WHAT YOU ARE ASKED TO DO —
Leaving out every picture, output the records below exactly as they are.
───── RECORDS SHOWN
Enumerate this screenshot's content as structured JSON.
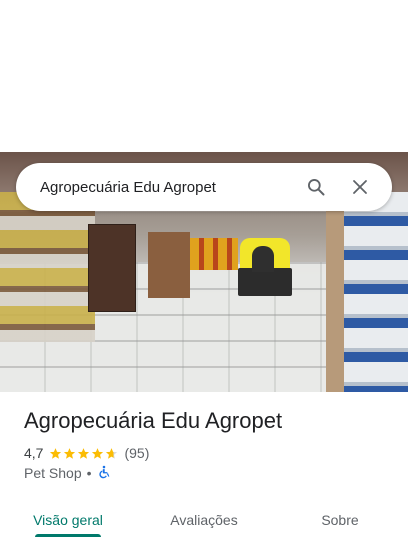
{
  "search": {
    "query": "Agropecuária Edu Agropet"
  },
  "icons": {
    "search": "search-icon",
    "close": "close-icon",
    "accessibility": "wheelchair-icon"
  },
  "place": {
    "name": "Agropecuária Edu Agropet",
    "rating": "4,7",
    "rating_value": 4.7,
    "review_count": "(95)",
    "category": "Pet Shop",
    "separator": "•"
  },
  "tabs": [
    {
      "label": "Visão geral",
      "active": true
    },
    {
      "label": "Avaliações",
      "active": false
    },
    {
      "label": "Sobre",
      "active": false
    }
  ],
  "colors": {
    "accent": "#00796b",
    "star": "#fbbc04",
    "accessibility": "#1a73e8"
  }
}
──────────
TASK RESULT —
Enumerate this screenshot's content as structured JSON.
{
  "search": {
    "query": "Agropecuária Edu Agropet"
  },
  "icons": {
    "search": "search-icon",
    "close": "close-icon",
    "accessibility": "wheelchair-icon"
  },
  "place": {
    "name": "Agropecuária Edu Agropet",
    "rating": "4,7",
    "rating_value": 4.7,
    "review_count": "(95)",
    "category": "Pet Shop",
    "separator": "•"
  },
  "tabs": [
    {
      "label": "Visão geral",
      "active": true
    },
    {
      "label": "Avaliações",
      "active": false
    },
    {
      "label": "Sobre",
      "active": false
    }
  ],
  "colors": {
    "accent": "#00796b",
    "star": "#fbbc04",
    "accessibility": "#1a73e8"
  }
}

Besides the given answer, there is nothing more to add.